“PATCHY CAKE EATER” Shigeki Morino Exclusive Interview.
On this addition of Aserica we speak to up and coming designer Shigeki Morino on his rise to fame. Read about his acclaimed debut in the fashion industry and details on his innovative S/S 2015 collection. Coming from humble beginnings, Morino is truly a success story, climbing the fashion ladder leading to the highly sought after Patchy Cake Eater clothing brand.
Who is Shigeki Morino? Could you tell us about your childhood and how you got into becoming a fashion designer. Where do you get your creativity from?
I was born in Tokyo in 1972. I came from a single-mother household, the only items around were hats and clothing so they were the essence of my creation.
I had no choice but, to create something from nothing. While I was watching TV as a kid, I saw some TV stars wearing vests and I wanted to create my own version using shopping bags. Being a child with so little materials to work with essentially shaped my ability to be imaginative and creative. That's when I found my passion.
As I grew up, it was only natural that I got into the fashion business. Around the Roppongi and Nishi-Azabu area, I was always around fashionable people. If I wanted something in particular I preferred to create my own version rather than buy someone else's.
Patchy Cake Eater is a very catchy name, meaning “A ladies’ man with patches. The playful, sensitive type with a sweet tooth and a cool streak” as I saw in your lookbook. Could you tell us more of the type of man he is and the lifestyle that he lives?
The origin of the name Patchy Cake Eater started from the name “Cake Eater” which is a phrased used in the early 1900s. It describes a man going out, partying and indulging himself while wearing something sexy and playful. The reason I put patchy on top of that is because of the life I have been through.
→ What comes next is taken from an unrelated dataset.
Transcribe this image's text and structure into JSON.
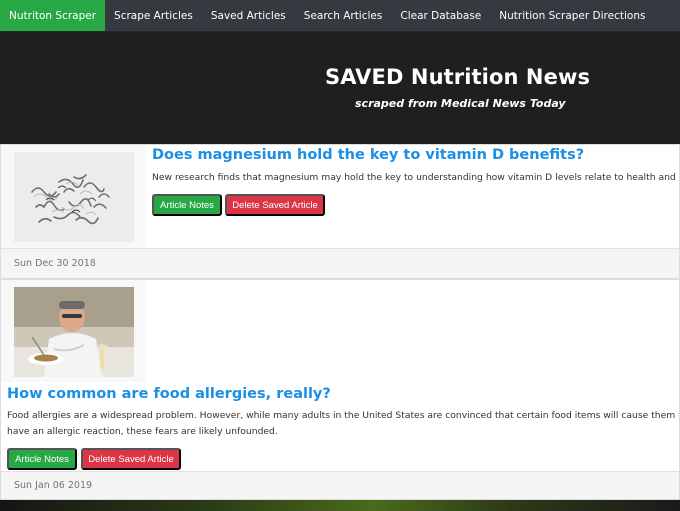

As you can see, there's always a colorful and playful element to my designs. The essence of the garment is to create the image of a man who puts a casual twist on tailored clothes. We’ve taken masculine tailoring for women and crossed it over to men’s fashion. I try to bring the image of a ladies’ man back into the clothing and put it all together.
Tell us about your SS15 collection? I think the green suit and the Paparatchi jacket really stands out. Which are your favourite pieces of this collection?
Obviously the green coat as you mentioned. On top of that, the striped coats and the flowery pieces.
Can you give a man some style advice?
It’s a pretty difficult question because everyone has different body shapes. When I start creating, I start from the shoulder and then focus on the silhouette. So a fitted-shoulder line is important.
What and who has been your main source of inspiration?
My childhood memories.
What have been your biggest struggles and successes so far in your career? How did over coming past your struggles motivate you?
I started from small exhibitions, running my own brand year after year and now I am participating in the Tokyo collection. Gradually, more and more people got involved in the business. I’ve had the opportunity to meet a lot of people I wouldn’t have had the chance to meet so that keeps me going.
Do you have any plans to collaborate with other designers or artists in the near future?
Not off the top of my head but I started doing some projects with the ex-chief editor of L’Uomo Vogue Italy, who is now the chief editor of L’Officiel Italia. I also worked with one of the better-known fashion photographers in Japan for the look book. I am happy to collaborate with famous people in the fashion industry not only in Japan but from other countries.
Anyone in particular who you would love to see wearing your label?
Not in particular. If people pick up or wear items from my collection, I would be happy with that.
The models that you chose for the runway of your collection have a very particular style. A ladies man with an eclectic style, sometimes clad with tattoos. Are you involved with casting the models?
My stance for casting models is supervising it by following my image for every collection. For instance, the most recent show we held castings for over 30 to 40 models. I chose the models which fit our image. Not feminine, but manly, yet still elegant. For example, the guy with the moustache, or the beard and tattoos.
I don’t see my clothes as avant-garde. There are a lot of high-fashion type models but I prefer choosing models which people can relate to or can imagine as themselves.
Any advice for young fashion designers?
Actually no, I still see myself as a young designer. But if I had to say one thing, it would be that some men’s runway shows here are deviating too far from something wearable. There has to be a balance between entertainment and what is represented should be able to be worn on the street.